#### [Records excerpted from a collection]
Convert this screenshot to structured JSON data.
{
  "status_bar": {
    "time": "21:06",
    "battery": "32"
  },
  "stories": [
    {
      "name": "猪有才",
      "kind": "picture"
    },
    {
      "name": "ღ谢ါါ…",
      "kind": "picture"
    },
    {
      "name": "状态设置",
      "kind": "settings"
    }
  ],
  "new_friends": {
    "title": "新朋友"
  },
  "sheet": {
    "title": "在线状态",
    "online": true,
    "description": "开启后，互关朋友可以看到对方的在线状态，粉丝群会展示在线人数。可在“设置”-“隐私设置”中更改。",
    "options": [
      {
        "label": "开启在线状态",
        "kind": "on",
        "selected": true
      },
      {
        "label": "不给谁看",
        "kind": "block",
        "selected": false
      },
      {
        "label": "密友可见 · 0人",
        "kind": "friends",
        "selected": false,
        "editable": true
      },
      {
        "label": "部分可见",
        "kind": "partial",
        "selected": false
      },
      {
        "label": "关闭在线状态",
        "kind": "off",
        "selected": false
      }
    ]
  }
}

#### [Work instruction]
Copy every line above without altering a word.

#### [Task result]
Convert this screenshot to structured JSON data.
{
  "status_bar": {
    "time": "21:06",
    "battery": "32"
  },
  "stories": [
    {
      "name": "猪有才",
      "kind": "picture"
    },
    {
      "name": "ღ谢ါါ…",
      "kind": "picture"
    },
    {
      "name": "状态设置",
      "kind": "settings"
    }
  ],
  "new_friends": {
    "title": "新朋友"
  },
  "sheet": {
    "title": "在线状态",
    "online": true,
    "description": "开启后，互关朋友可以看到对方的在线状态，粉丝群会展示在线人数。可在“设置”-“隐私设置”中更改。",
    "options": [
      {
        "label": "开启在线状态",
        "kind": "on",
        "selected": true
      },
      {
        "label": "不给谁看",
        "kind": "block",
        "selected": false
      },
      {
        "label": "密友可见 · 0人",
        "kind": "friends",
        "selected": false,
        "editable": true
      },
      {
        "label": "部分可见",
        "kind": "partial",
        "selected": false
      },
      {
        "label": "关闭在线状态",
        "kind": "off",
        "selected": false
      }
    ]
  }
}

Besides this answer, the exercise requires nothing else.